When you copy the listing, skip the images and return each line verbatim.

(Beginning of Data under study)

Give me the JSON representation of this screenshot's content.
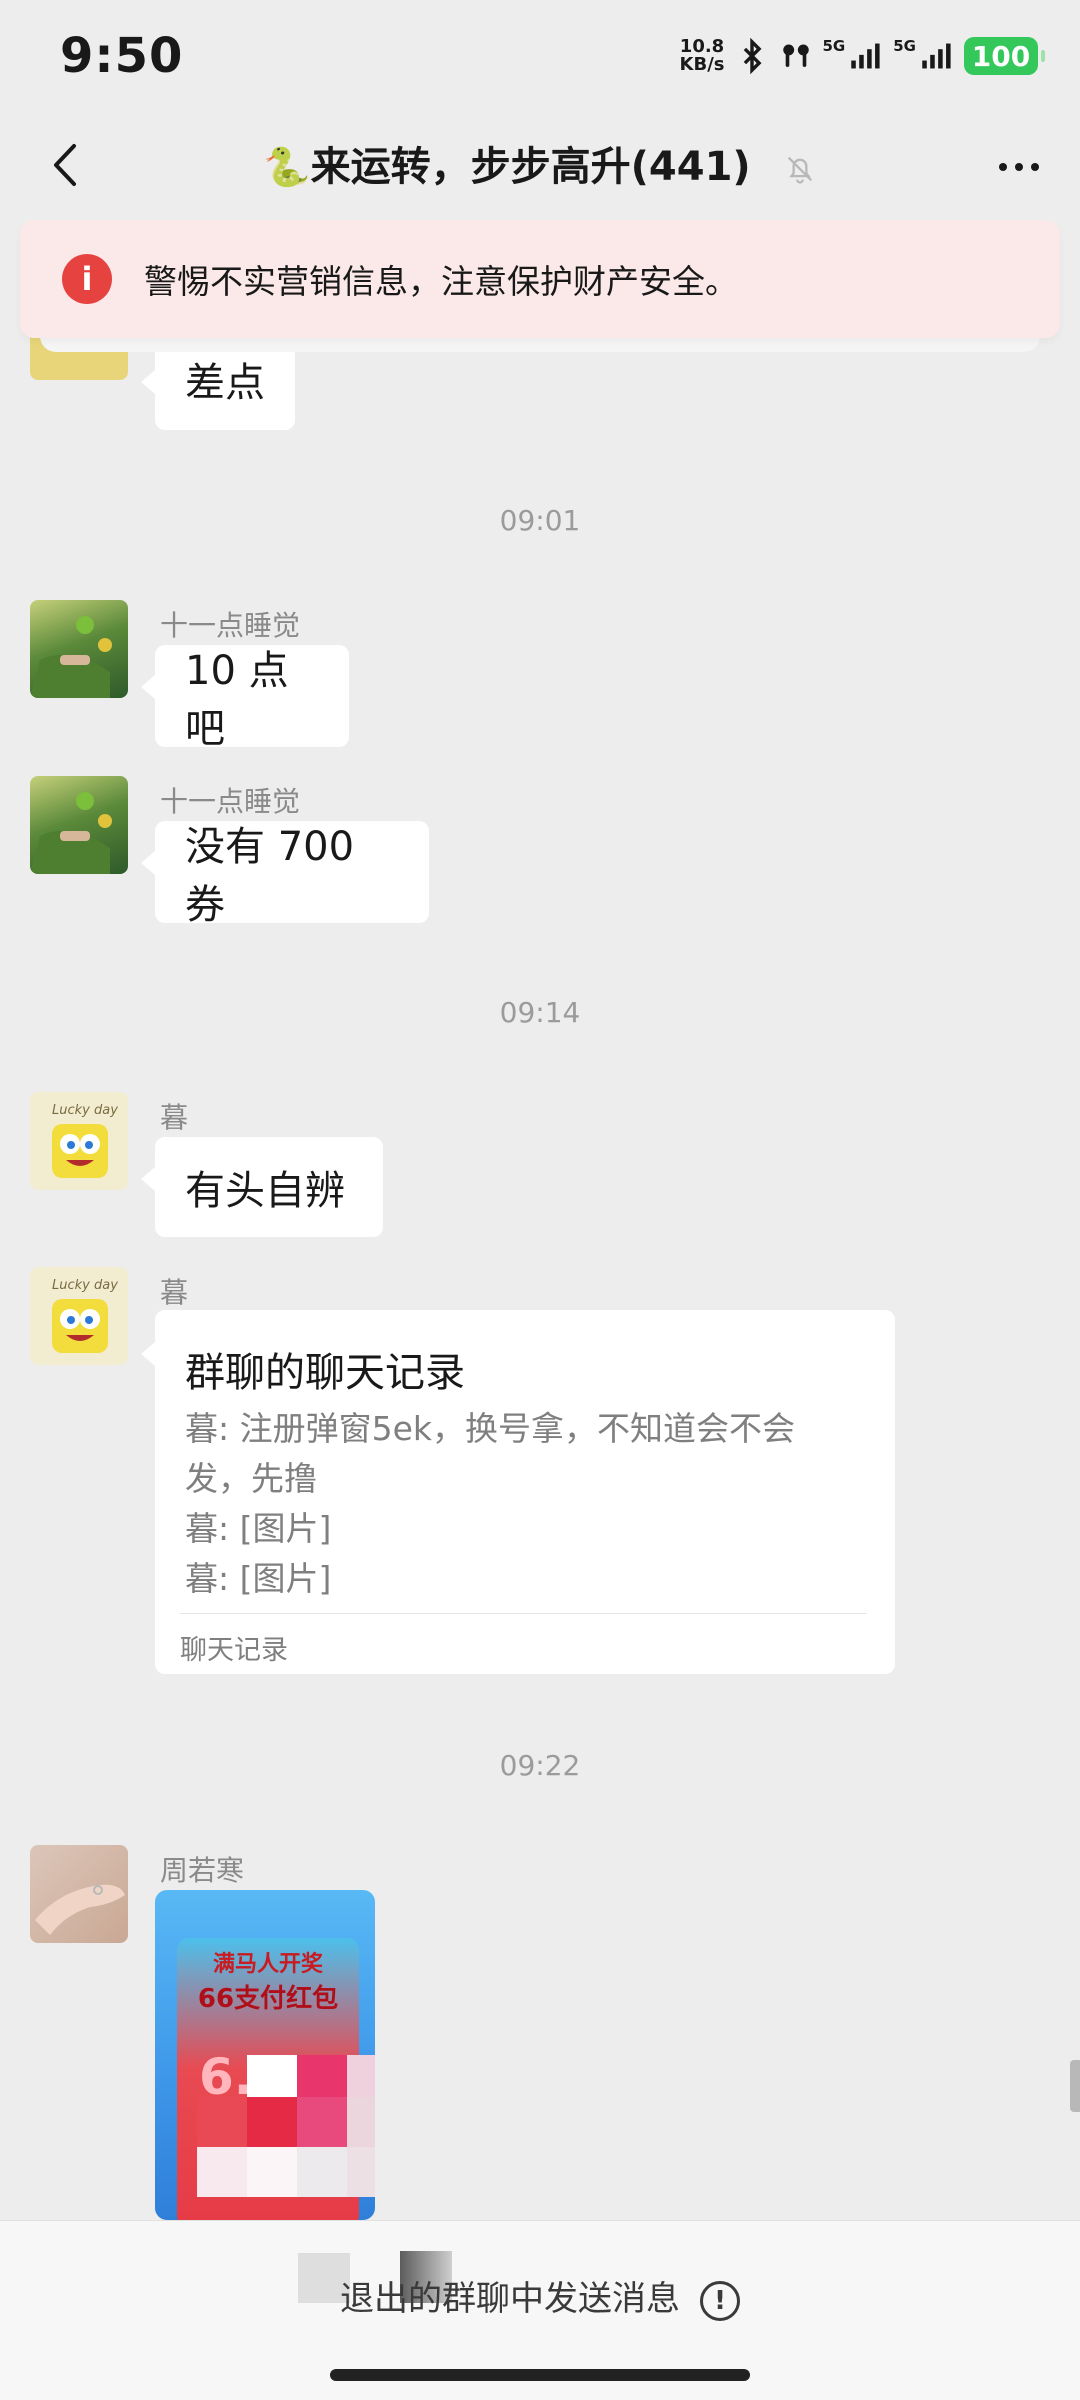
{
  "status_bar": {
    "time": "9:50",
    "net_speed_value": "10.8",
    "net_speed_unit": "KB/s",
    "sig_label_1": "5G",
    "sig_label_2": "5G",
    "battery": "100"
  },
  "nav": {
    "title": "来运转，步步高升(441)",
    "title_emoji": "🐍"
  },
  "warning": {
    "text": "警惕不实营销信息，注意保护财产安全。",
    "icon": "i"
  },
  "chat": {
    "partial_message": "差点",
    "time_1": "09:01",
    "msg_1": {
      "sender": "十一点睡觉",
      "text": "10 点吧"
    },
    "msg_2": {
      "sender": "十一点睡觉",
      "text": "没有 700 券"
    },
    "time_2": "09:14",
    "msg_3": {
      "sender": "暮",
      "text": "有头自辨"
    },
    "msg_4": {
      "sender": "暮",
      "record_title": "群聊的聊天记录",
      "lines": [
        "暮: 注册弹窗5ek，换号拿，不知道会不会发，先撸",
        "暮: [图片]",
        "暮: [图片]"
      ],
      "footer": "聊天记录"
    },
    "time_3": "09:22",
    "msg_5": {
      "sender": "周若寒",
      "packet_top": "满马人开奖",
      "packet_title": "66支付红包",
      "packet_number": "6.6"
    }
  },
  "bottom": {
    "exit_text": "退出的群聊中发送消息",
    "info_icon": "!"
  }
}
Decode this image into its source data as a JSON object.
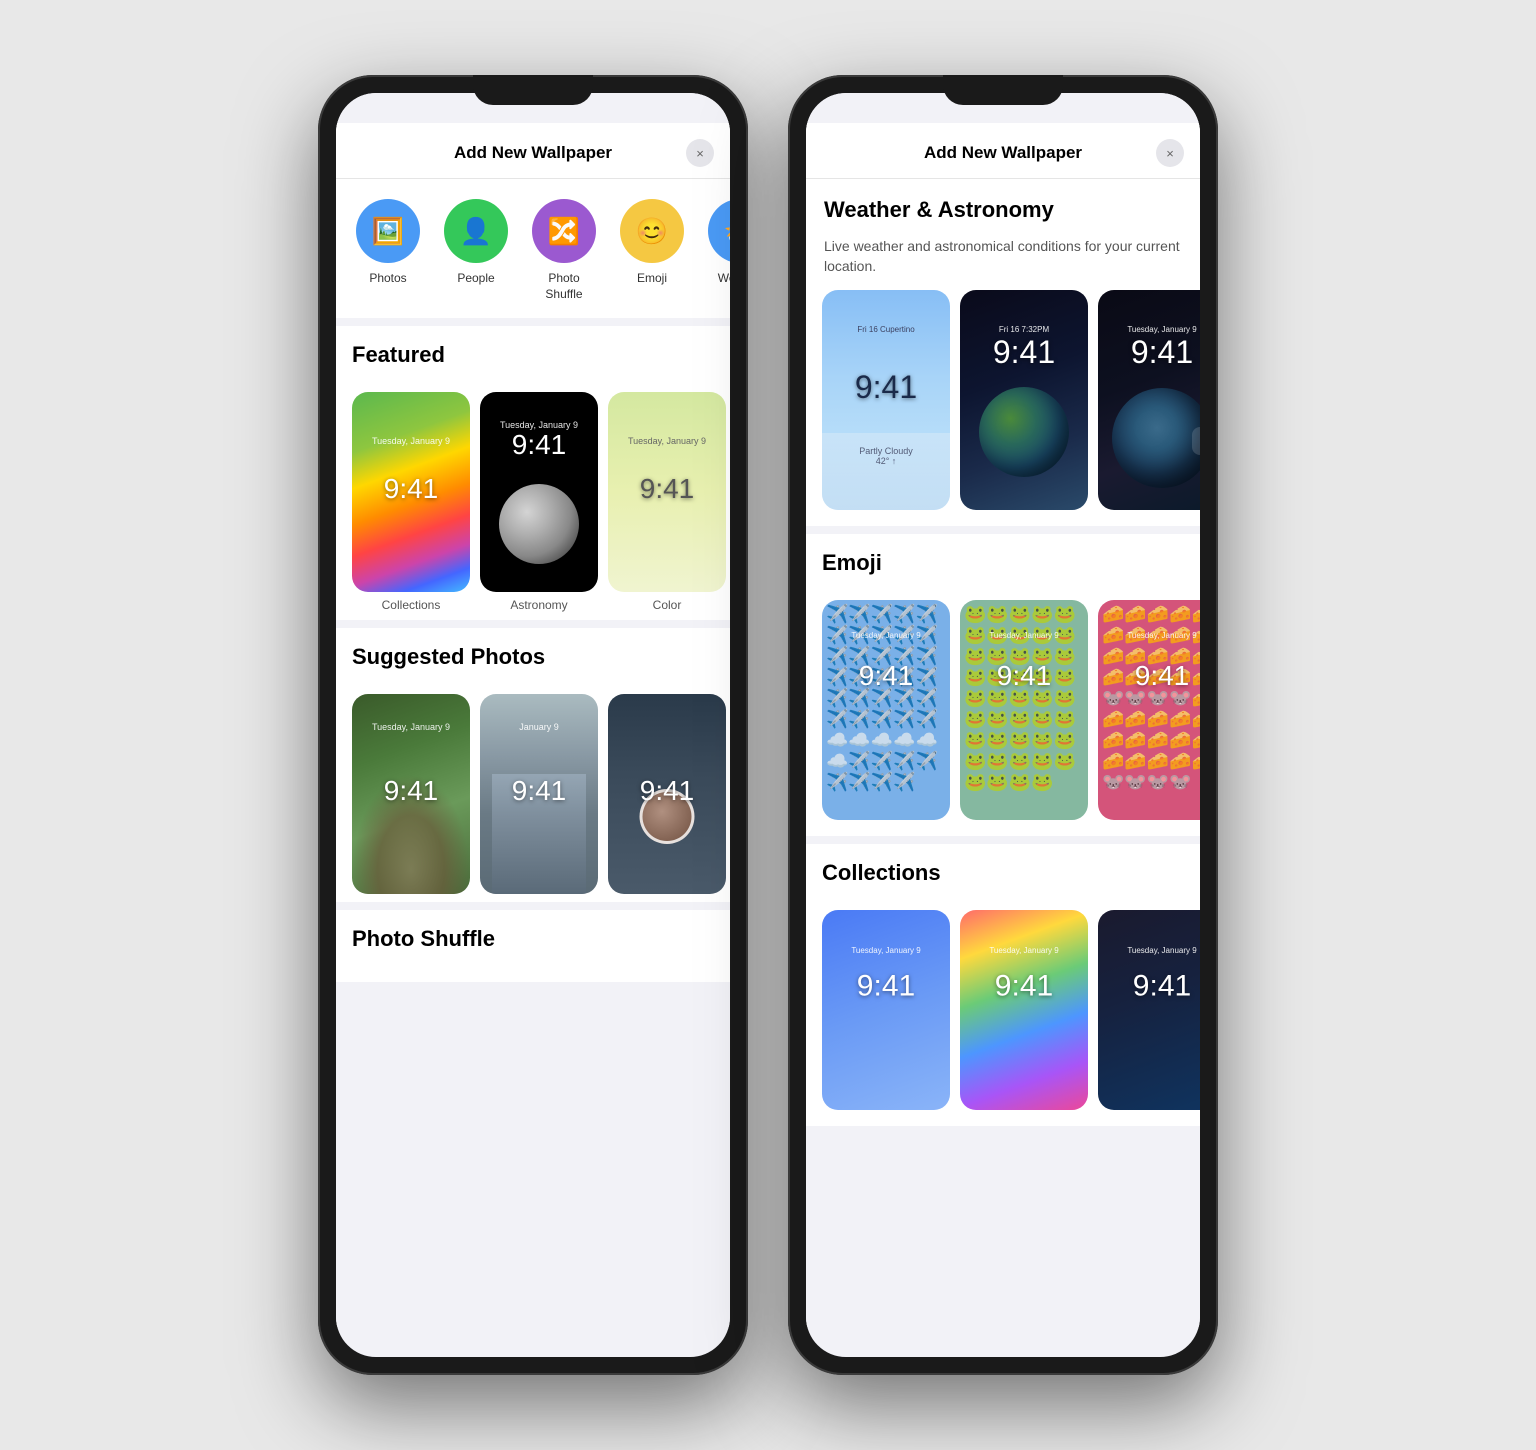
{
  "phones": {
    "left": {
      "title": "Add New Wallpaper",
      "close_label": "×",
      "types": [
        {
          "id": "photos",
          "label": "Photos",
          "icon": "🖼️",
          "color": "#4a9af5"
        },
        {
          "id": "people",
          "label": "People",
          "icon": "👤",
          "color": "#34c85a"
        },
        {
          "id": "photo-shuffle",
          "label": "Photo Shuffle",
          "icon": "🔀",
          "color": "#9b59d0"
        },
        {
          "id": "emoji",
          "label": "Emoji",
          "icon": "😊",
          "color": "#f5c842"
        },
        {
          "id": "weather",
          "label": "Weath...",
          "icon": "⛅",
          "color": "#4a9af5"
        }
      ],
      "featured_title": "Featured",
      "featured_items": [
        {
          "label": "Collections",
          "type": "rainbow",
          "time": "9:41",
          "date": "Tuesday, January 9"
        },
        {
          "label": "Astronomy",
          "type": "moon",
          "time": "9:41",
          "date": "Tuesday, January 9"
        },
        {
          "label": "Color",
          "type": "color",
          "time": "9:41",
          "date": "Tuesday, January 9"
        }
      ],
      "suggested_title": "Suggested Photos",
      "suggested_items": [
        {
          "label": "",
          "type": "cat",
          "time": "9:41",
          "date": "Tuesday, January 9"
        },
        {
          "label": "",
          "type": "building",
          "time": "9:41",
          "date": "January 9"
        },
        {
          "label": "",
          "type": "person",
          "time": "9:41",
          "date": ""
        }
      ],
      "bottom_label": "Photo Shuffle"
    },
    "right": {
      "title": "Add New Wallpaper",
      "close_label": "×",
      "section_title": "Weather & Astronomy",
      "section_desc": "Live weather and astronomical conditions for your current location.",
      "weather_items": [
        {
          "label": "",
          "type": "sky",
          "time": "9:41",
          "date": "Fri 16  Cupertino"
        },
        {
          "label": "",
          "type": "earth",
          "time": "9:41",
          "date": "Fri 16  7:32PM"
        },
        {
          "label": "",
          "type": "earth2",
          "time": "9:41",
          "date": "Tuesday, January 9"
        }
      ],
      "emoji_title": "Emoji",
      "emoji_items": [
        {
          "label": "",
          "type": "emoji-blue",
          "time": "9:41",
          "emojis": "✈️"
        },
        {
          "label": "",
          "type": "emoji-green",
          "time": "9:41",
          "emojis": "🐸"
        },
        {
          "label": "",
          "type": "emoji-pink",
          "time": "9:41",
          "emojis": "🧀"
        }
      ],
      "collections_title": "Collections",
      "collections_items": [
        {
          "label": "",
          "type": "coll-blue",
          "time": "9:41",
          "date": "Tuesday, January 9"
        },
        {
          "label": "",
          "type": "coll-rainbow",
          "time": "9:41",
          "date": "Tuesday, January 9"
        },
        {
          "label": "",
          "type": "coll-dark",
          "time": "9:41",
          "date": "Tuesday, January 9"
        }
      ]
    }
  }
}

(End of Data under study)

- _Result of this task_:
Give me the JSON representation of this screenshot's content.
{
  "status_bar": {
    "time": "9:50",
    "net_speed_value": "10.8",
    "net_speed_unit": "KB/s",
    "sig_label_1": "5G",
    "sig_label_2": "5G",
    "battery": "100"
  },
  "nav": {
    "title": "来运转，步步高升(441)",
    "title_emoji": "🐍"
  },
  "warning": {
    "text": "警惕不实营销信息，注意保护财产安全。",
    "icon": "i"
  },
  "chat": {
    "partial_message": "差点",
    "time_1": "09:01",
    "msg_1": {
      "sender": "十一点睡觉",
      "text": "10 点吧"
    },
    "msg_2": {
      "sender": "十一点睡觉",
      "text": "没有 700 券"
    },
    "time_2": "09:14",
    "msg_3": {
      "sender": "暮",
      "text": "有头自辨"
    },
    "msg_4": {
      "sender": "暮",
      "record_title": "群聊的聊天记录",
      "lines": [
        "暮: 注册弹窗5ek，换号拿，不知道会不会发，先撸",
        "暮: [图片]",
        "暮: [图片]"
      ],
      "footer": "聊天记录"
    },
    "time_3": "09:22",
    "msg_5": {
      "sender": "周若寒",
      "packet_top": "满马人开奖",
      "packet_title": "66支付红包",
      "packet_number": "6.6"
    }
  },
  "bottom": {
    "exit_text": "退出的群聊中发送消息",
    "info_icon": "!"
  }
}
Decode this image into its source data as a JSON object.
{
  "phones": {
    "left": {
      "title": "Add New Wallpaper",
      "close_label": "×",
      "types": [
        {
          "id": "photos",
          "label": "Photos",
          "icon": "🖼️",
          "color": "#4a9af5"
        },
        {
          "id": "people",
          "label": "People",
          "icon": "👤",
          "color": "#34c85a"
        },
        {
          "id": "photo-shuffle",
          "label": "Photo Shuffle",
          "icon": "🔀",
          "color": "#9b59d0"
        },
        {
          "id": "emoji",
          "label": "Emoji",
          "icon": "😊",
          "color": "#f5c842"
        },
        {
          "id": "weather",
          "label": "Weath...",
          "icon": "⛅",
          "color": "#4a9af5"
        }
      ],
      "featured_title": "Featured",
      "featured_items": [
        {
          "label": "Collections",
          "type": "rainbow",
          "time": "9:41",
          "date": "Tuesday, January 9"
        },
        {
          "label": "Astronomy",
          "type": "moon",
          "time": "9:41",
          "date": "Tuesday, January 9"
        },
        {
          "label": "Color",
          "type": "color",
          "time": "9:41",
          "date": "Tuesday, January 9"
        }
      ],
      "suggested_title": "Suggested Photos",
      "suggested_items": [
        {
          "label": "",
          "type": "cat",
          "time": "9:41",
          "date": "Tuesday, January 9"
        },
        {
          "label": "",
          "type": "building",
          "time": "9:41",
          "date": "January 9"
        },
        {
          "label": "",
          "type": "person",
          "time": "9:41",
          "date": ""
        }
      ],
      "bottom_label": "Photo Shuffle"
    },
    "right": {
      "title": "Add New Wallpaper",
      "close_label": "×",
      "section_title": "Weather & Astronomy",
      "section_desc": "Live weather and astronomical conditions for your current location.",
      "weather_items": [
        {
          "label": "",
          "type": "sky",
          "time": "9:41",
          "date": "Fri 16  Cupertino"
        },
        {
          "label": "",
          "type": "earth",
          "time": "9:41",
          "date": "Fri 16  7:32PM"
        },
        {
          "label": "",
          "type": "earth2",
          "time": "9:41",
          "date": "Tuesday, January 9"
        }
      ],
      "emoji_title": "Emoji",
      "emoji_items": [
        {
          "label": "",
          "type": "emoji-blue",
          "time": "9:41",
          "emojis": "✈️"
        },
        {
          "label": "",
          "type": "emoji-green",
          "time": "9:41",
          "emojis": "🐸"
        },
        {
          "label": "",
          "type": "emoji-pink",
          "time": "9:41",
          "emojis": "🧀"
        }
      ],
      "collections_title": "Collections",
      "collections_items": [
        {
          "label": "",
          "type": "coll-blue",
          "time": "9:41",
          "date": "Tuesday, January 9"
        },
        {
          "label": "",
          "type": "coll-rainbow",
          "time": "9:41",
          "date": "Tuesday, January 9"
        },
        {
          "label": "",
          "type": "coll-dark",
          "time": "9:41",
          "date": "Tuesday, January 9"
        }
      ]
    }
  }
}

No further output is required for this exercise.